Some of our business partners may use cookies on our site (for example, advertisers). However, we have no access to or control over these cookies and we are not aware of any at present that do so.

Log Files

We use IP addresses to analyse trends, administer the site, track movement, and gather broad demographic information for aggregate use. IP addresses are not linked to personally identifiable information.

Links

This web site contains links to other sites. Please be aware that Mondaq (or its affiliate sites) are not responsible for the privacy practices of such other sites. We encourage our users to be aware when they leave our site and to read the privacy statements of these third party sites. This privacy statement applies solely to information collected by this Web site.

Surveys & Contests

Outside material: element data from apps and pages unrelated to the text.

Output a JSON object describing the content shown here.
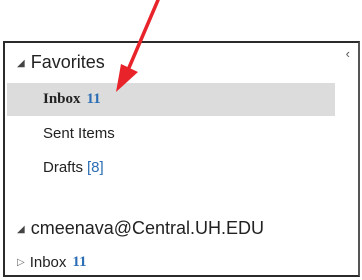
{
  "collapse_glyph": "‹",
  "favorites": {
    "header": "Favorites",
    "items": [
      {
        "label": "Inbox",
        "count": "11"
      },
      {
        "label": "Sent Items",
        "count": ""
      },
      {
        "label": "Drafts",
        "count": "[8]"
      }
    ]
  },
  "account": {
    "email": "cmeenava@Central.UH.EDU",
    "items": [
      {
        "label": "Inbox",
        "count": "11"
      }
    ]
  },
  "colors": {
    "count": "#2a6db5",
    "selected_bg": "#dcdcdc",
    "annotation_arrow": "#e8232a"
  },
  "icons": {
    "expanded": "triangle-down-icon",
    "collapsed": "triangle-right-icon",
    "collapse_pane": "chevron-left-icon",
    "annotation": "red-arrow-icon"
  }
}
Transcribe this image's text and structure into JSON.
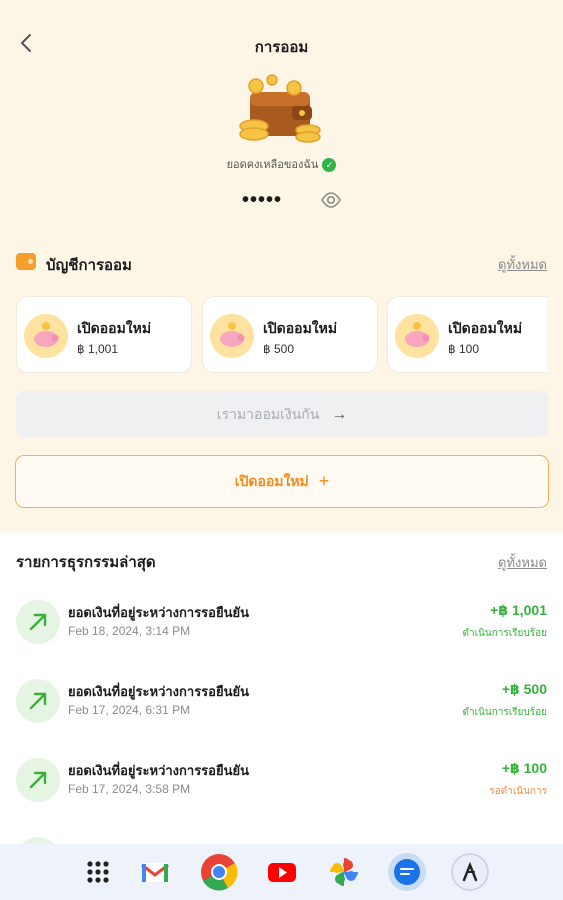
{
  "nav": {
    "title": "การออม"
  },
  "balance": {
    "label": "ยอดคงเหลือของฉัน",
    "masked": "•••••"
  },
  "accounts": {
    "title": "บัญชีการออม",
    "view_all": "ดูทั้งหมด",
    "items": [
      {
        "name": "เปิดออมใหม่",
        "amount": "฿ 1,001"
      },
      {
        "name": "เปิดออมใหม่",
        "amount": "฿ 500"
      },
      {
        "name": "เปิดออมใหม่",
        "amount": "฿ 100"
      }
    ]
  },
  "actions": {
    "together_label": "เรามาออมเงินกัน",
    "open_new_label": "เปิดออมใหม่"
  },
  "transactions": {
    "title": "รายการธุรกรรมล่าสุด",
    "view_all": "ดูทั้งหมด",
    "items": [
      {
        "title": "ยอดเงินที่อยู่ระหว่างการรอยืนยัน",
        "date": "Feb 18, 2024, 3:14 PM",
        "amount": "+฿ 1,001",
        "status": "ดำเนินการเรียบร้อย",
        "status_kind": "done"
      },
      {
        "title": "ยอดเงินที่อยู่ระหว่างการรอยืนยัน",
        "date": "Feb 17, 2024, 6:31 PM",
        "amount": "+฿ 500",
        "status": "ดำเนินการเรียบร้อย",
        "status_kind": "done"
      },
      {
        "title": "ยอดเงินที่อยู่ระหว่างการรอยืนยัน",
        "date": "Feb 17, 2024, 3:58 PM",
        "amount": "+฿ 100",
        "status": "รอดำเนินการ",
        "status_kind": "pending"
      }
    ]
  },
  "taskbar": {
    "apps": [
      "app-grid-icon",
      "gmail-icon",
      "chrome-icon",
      "youtube-icon",
      "photos-icon",
      "messages-icon",
      "assistant-icon"
    ]
  },
  "colors": {
    "accent": "#f08c1f",
    "background": "#fdf6e6",
    "positive": "#37b13b",
    "pending": "#f08c44"
  }
}
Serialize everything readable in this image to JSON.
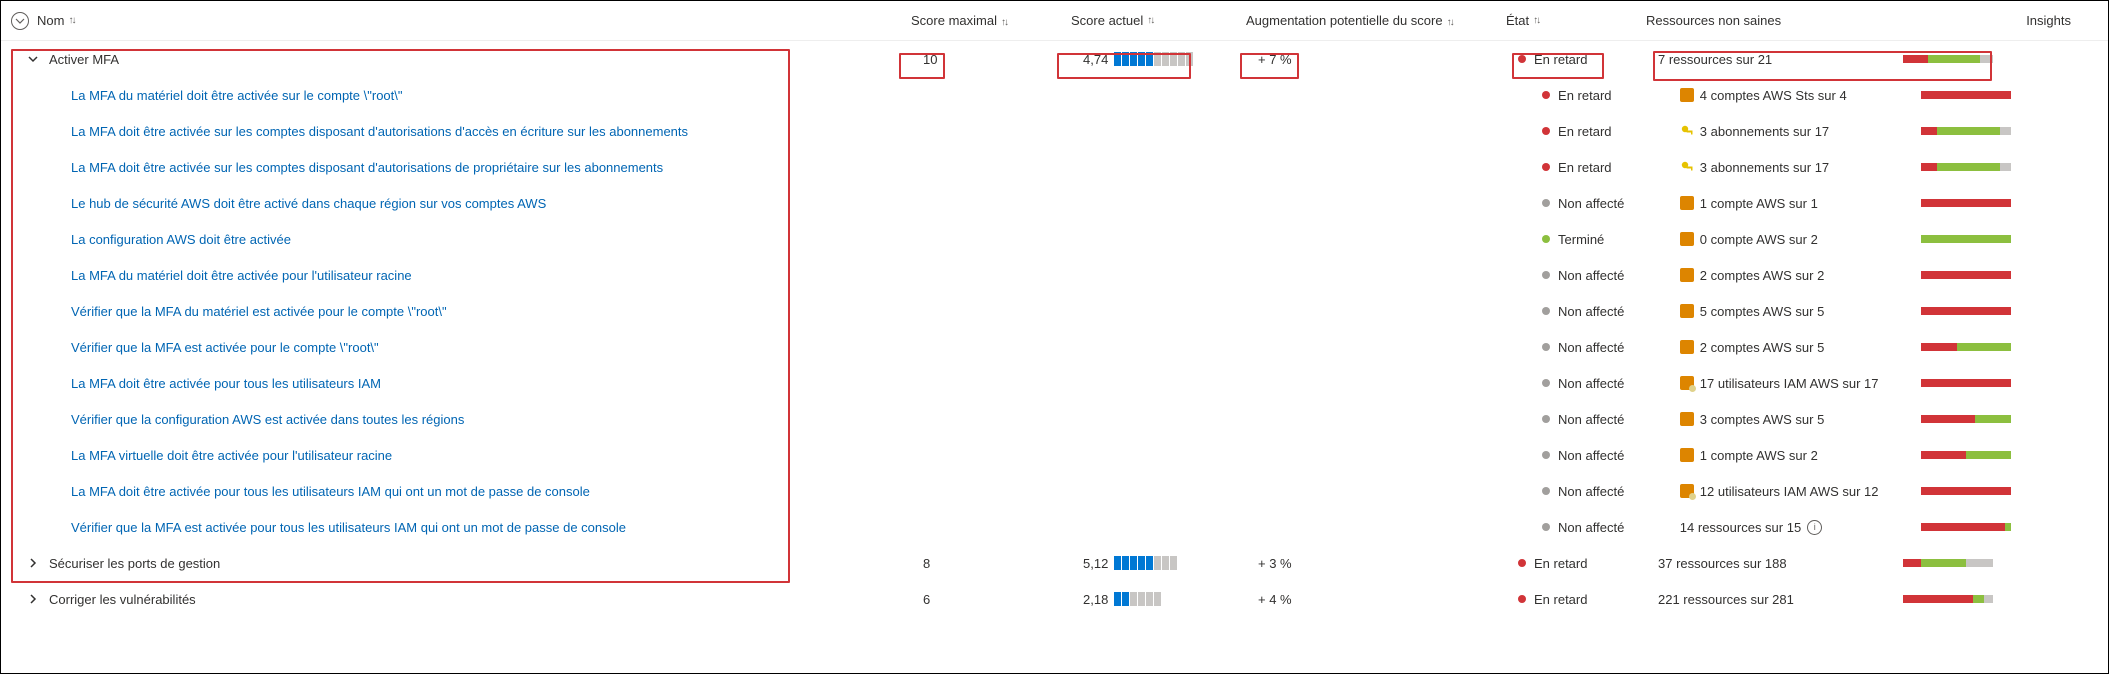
{
  "headers": {
    "name": "Nom",
    "max": "Score maximal",
    "cur": "Score actuel",
    "inc": "Augmentation potentielle du score",
    "state": "État",
    "res": "Ressources non saines",
    "insights": "Insights"
  },
  "groups": [
    {
      "name": "Activer MFA",
      "expanded": true,
      "max": "10",
      "cur": "4,74",
      "cur_blocks_on": 5,
      "cur_blocks_total": 10,
      "inc": "+ 7 %",
      "state_dot": "red",
      "state_text": "En retard",
      "res_text": "7 ressources sur 21",
      "res_icon": "",
      "bar": [
        [
          "r",
          28
        ],
        [
          "g",
          58
        ],
        [
          "gr",
          14
        ]
      ],
      "highlight": true,
      "items": [
        {
          "name": "La MFA du matériel doit être activée sur le compte \\\"root\\\"",
          "state_dot": "red",
          "state_text": "En retard",
          "res_icon": "aws",
          "res_text": "4 comptes AWS Sts sur 4",
          "bar": [
            [
              "r",
              100
            ]
          ]
        },
        {
          "name": "La MFA doit être activée sur les comptes disposant d'autorisations d'accès en écriture sur les abonnements",
          "state_dot": "red",
          "state_text": "En retard",
          "res_icon": "key",
          "res_text": "3 abonnements sur 17",
          "bar": [
            [
              "r",
              18
            ],
            [
              "g",
              70
            ],
            [
              "gr",
              12
            ]
          ]
        },
        {
          "name": "La MFA doit être activée sur les comptes disposant d'autorisations de propriétaire sur les abonnements",
          "state_dot": "red",
          "state_text": "En retard",
          "res_icon": "key",
          "res_text": "3 abonnements sur 17",
          "bar": [
            [
              "r",
              18
            ],
            [
              "g",
              70
            ],
            [
              "gr",
              12
            ]
          ]
        },
        {
          "name": "Le hub de sécurité AWS doit être activé dans chaque région sur vos comptes AWS",
          "state_dot": "grey",
          "state_text": "Non affecté",
          "res_icon": "aws",
          "res_text": "1 compte AWS sur 1",
          "bar": [
            [
              "r",
              100
            ]
          ]
        },
        {
          "name": "La configuration AWS doit être activée",
          "state_dot": "green",
          "state_text": "Terminé",
          "res_icon": "aws",
          "res_text": "0 compte AWS sur 2",
          "bar": [
            [
              "g",
              100
            ]
          ]
        },
        {
          "name": "La MFA du matériel doit être activée pour l'utilisateur racine",
          "state_dot": "grey",
          "state_text": "Non affecté",
          "res_icon": "aws",
          "res_text": "2 comptes AWS sur 2",
          "bar": [
            [
              "r",
              100
            ]
          ]
        },
        {
          "name": "Vérifier que la MFA du matériel est activée pour le compte \\\"root\\\"",
          "state_dot": "grey",
          "state_text": "Non affecté",
          "res_icon": "aws",
          "res_text": "5 comptes AWS sur 5",
          "bar": [
            [
              "r",
              100
            ]
          ]
        },
        {
          "name": "Vérifier que la MFA est activée pour le compte \\\"root\\\"",
          "state_dot": "grey",
          "state_text": "Non affecté",
          "res_icon": "aws",
          "res_text": "2 comptes AWS sur 5",
          "bar": [
            [
              "r",
              40
            ],
            [
              "g",
              60
            ]
          ]
        },
        {
          "name": "La MFA doit être activée pour tous les utilisateurs IAM",
          "state_dot": "grey",
          "state_text": "Non affecté",
          "res_icon": "users",
          "res_text": "17 utilisateurs IAM AWS sur 17",
          "bar": [
            [
              "r",
              100
            ]
          ]
        },
        {
          "name": "Vérifier que la configuration AWS est activée dans toutes les régions",
          "state_dot": "grey",
          "state_text": "Non affecté",
          "res_icon": "aws",
          "res_text": "3 comptes AWS sur 5",
          "bar": [
            [
              "r",
              60
            ],
            [
              "g",
              40
            ]
          ]
        },
        {
          "name": "La MFA virtuelle doit être activée pour l'utilisateur racine",
          "state_dot": "grey",
          "state_text": "Non affecté",
          "res_icon": "aws",
          "res_text": "1 compte AWS sur 2",
          "bar": [
            [
              "r",
              50
            ],
            [
              "g",
              50
            ]
          ]
        },
        {
          "name": "La MFA doit être activée pour tous les utilisateurs IAM qui ont un mot de passe de console",
          "state_dot": "grey",
          "state_text": "Non affecté",
          "res_icon": "users",
          "res_text": "12 utilisateurs IAM AWS sur 12",
          "bar": [
            [
              "r",
              100
            ]
          ]
        },
        {
          "name": "Vérifier que la MFA est activée pour tous les utilisateurs IAM qui ont un mot de passe de console",
          "state_dot": "grey",
          "state_text": "Non affecté",
          "res_icon": "",
          "res_text": "14 ressources sur 15",
          "res_info": true,
          "bar": [
            [
              "r",
              93
            ],
            [
              "g",
              7
            ]
          ]
        }
      ]
    },
    {
      "name": "Sécuriser les ports de gestion",
      "expanded": false,
      "max": "8",
      "cur": "5,12",
      "cur_blocks_on": 5,
      "cur_blocks_total": 8,
      "inc": "+ 3 %",
      "state_dot": "red",
      "state_text": "En retard",
      "res_text": "37 ressources sur 188",
      "res_icon": "",
      "bar": [
        [
          "r",
          20
        ],
        [
          "g",
          50
        ],
        [
          "gr",
          30
        ]
      ]
    },
    {
      "name": "Corriger les vulnérabilités",
      "expanded": false,
      "max": "6",
      "cur": "2,18",
      "cur_blocks_on": 2,
      "cur_blocks_total": 6,
      "inc": "+ 4 %",
      "state_dot": "red",
      "state_text": "En retard",
      "res_text": "221 ressources sur 281",
      "res_icon": "",
      "bar": [
        [
          "r",
          78
        ],
        [
          "g",
          12
        ],
        [
          "gr",
          10
        ]
      ]
    }
  ]
}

From time-to-time our site requests information from users via surveys or contests. Participation in these surveys or contests is completely voluntary and the user therefore has a choice whether or not to disclose any information requested. Information requested may include contact information (such as name and delivery address), and demographic information (such as postcode, age level). Contact information will be used to notify the winners and award prizes. Survey information will be used for purposes of monitoring or improving the functionality of the site.

Mail-A-Friend

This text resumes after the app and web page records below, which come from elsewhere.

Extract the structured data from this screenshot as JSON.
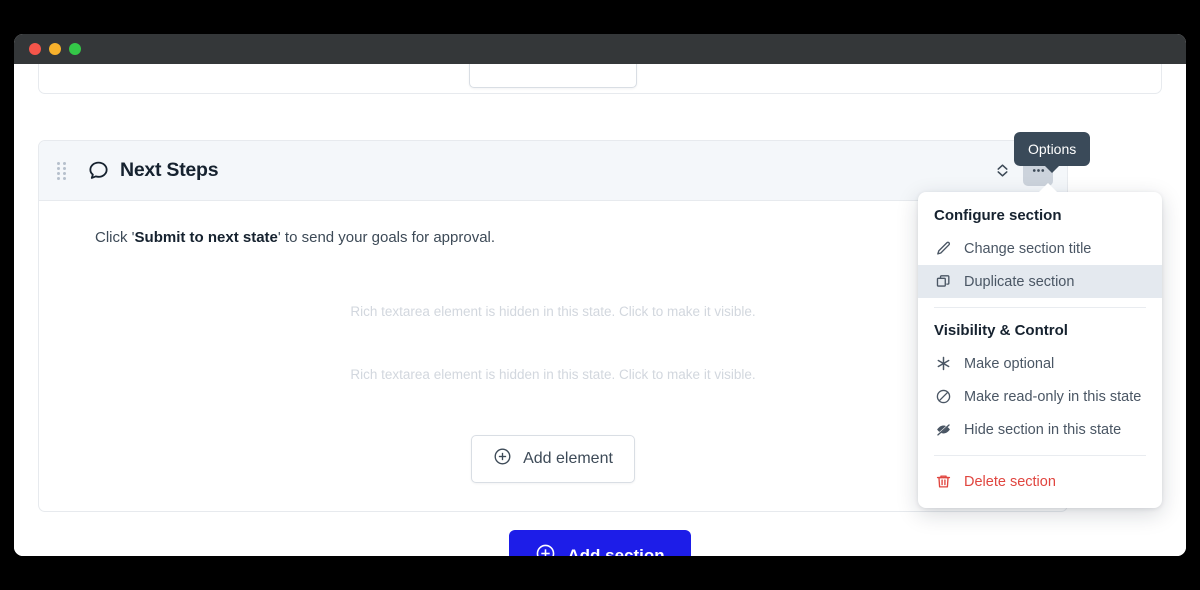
{
  "window": {
    "traffic_lights": [
      "close",
      "minimize",
      "zoom"
    ],
    "colors": {
      "close": "#f5554a",
      "minimize": "#f7b12c",
      "zoom": "#34c748",
      "titlebar": "#343739"
    }
  },
  "section": {
    "drag_handle_name": "drag-handle",
    "icon": "speech-bubble-icon",
    "title": "Next Steps",
    "collapse_icon": "collapse-icon",
    "options_icon": "ellipsis-icon",
    "intro": {
      "before": "Click '",
      "bold": "Submit to next state",
      "after": "' to send your goals for approval."
    },
    "hidden_elements": [
      "Rich textarea element is hidden in this state. Click to make it visible.",
      "Rich textarea element is hidden in this state. Click to make it visible."
    ],
    "add_element_label": "Add element",
    "add_element_icon": "plus-circle-icon"
  },
  "add_section": {
    "label": "Add section",
    "icon": "plus-circle-icon",
    "color": "#1d1de8"
  },
  "tooltip": {
    "text": "Options",
    "background": "#3a4a59"
  },
  "menu": {
    "groups": [
      {
        "heading": "Configure section",
        "items": [
          {
            "label": "Change section title",
            "icon": "pencil-icon",
            "hovered": false,
            "danger": false
          },
          {
            "label": "Duplicate section",
            "icon": "copy-icon",
            "hovered": true,
            "danger": false
          }
        ]
      },
      {
        "heading": "Visibility & Control",
        "items": [
          {
            "label": "Make optional",
            "icon": "asterisk-icon",
            "hovered": false,
            "danger": false
          },
          {
            "label": "Make read-only in this state",
            "icon": "ban-icon",
            "hovered": false,
            "danger": false
          },
          {
            "label": "Hide section in this state",
            "icon": "eye-off-icon",
            "hovered": false,
            "danger": false
          }
        ]
      }
    ],
    "delete": {
      "label": "Delete section",
      "icon": "trash-icon",
      "color": "#e0453f"
    }
  }
}
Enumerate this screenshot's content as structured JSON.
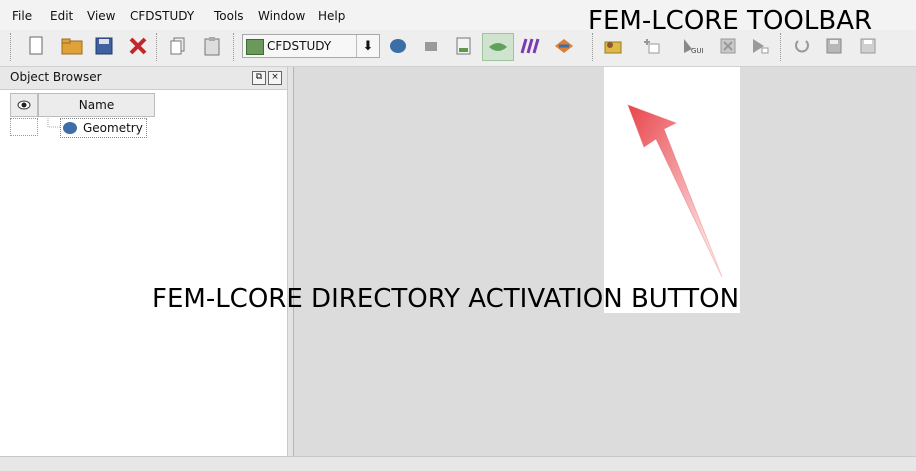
{
  "menubar": {
    "items": [
      {
        "label": "File"
      },
      {
        "label": "Edit"
      },
      {
        "label": "View"
      },
      {
        "label": "CFDSTUDY"
      },
      {
        "label": "Tools"
      },
      {
        "label": "Window"
      },
      {
        "label": "Help"
      }
    ]
  },
  "toolbar": {
    "module_combo": {
      "value": "CFDSTUDY"
    },
    "icons": [
      "new-document",
      "open-folder",
      "save-disk",
      "close-x",
      "copy-page",
      "paste-page",
      "geometry-module",
      "mesh-module",
      "post-module",
      "active-module",
      "paravis-module",
      "other-module",
      "fem-lcore-directory",
      "fem-lcore-add",
      "fem-lcore-gui",
      "fem-lcore-stop",
      "fem-lcore-run",
      "fem-lcore-reload",
      "fem-lcore-save",
      "fem-lcore-save-as"
    ]
  },
  "object_browser": {
    "title": "Object Browser",
    "columns": {
      "visibility_icon": "eye-icon",
      "name": "Name"
    },
    "items": [
      {
        "name": "Geometry",
        "icon": "geometry-icon"
      }
    ]
  },
  "annotations": {
    "toolbar_label": "FEM-LCORE TOOLBAR",
    "button_label": "FEM-LCORE DIRECTORY ACTIVATION BUTTON"
  },
  "colors": {
    "arrow": "#e8454b",
    "panel_white": "#ffffff",
    "viewer_bg": "#dcdcdc"
  }
}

If a user elects to use our referral service for informing a friend about our site, we ask them for the friend’s name and email address. Mondaq stores this information and may contact the friend to invite them to register with Mondaq, but they will not be contacted more than once. The friend may contact Mondaq to request the removal of this information from our database.

Security

This website takes every reasonable precaution to protect our users’ information. When users submit sensitive information via the website, your information is protected using firewalls and other security technology. If you have any questions about the security at our website, you can send an email to webmaster@mondaq.com.

Correcting/Updating Personal Information

If a user’s personally identifiable information changes (such as postcode), or if a user no longer desires our service, we will endeavour to provide a way to correct, update or remove that user’s personal data provided to us. This can usually be done at the “Your Profile” page or by sending an email to EditorialAdvisor@mondaq.com.

Notification of Changes

If we decide to change our Terms & Conditions or Privacy Policy, we will post those changes on our site so our users are always aware of what information we collect, how we use it, and under what circumstances, if any, we disclose it. If at any point we decide to use personally identifiable information in a manner different from that stated at the time it was collected, we will notify users by way of an email. Users will have a choice as to whether or not we use their information in this different manner. We will use information in accordance with the privacy policy under which the information was collected.

How to contact Mondaq

You can contact us with comments or queries at enquiries@mondaq.com.

If for some reason you believe Mondaq Ltd. has not adhered to these principles, please notify us by e-mail at problems@mondaq.com and we will use commercially reasonable efforts to determine and correct the problem promptly.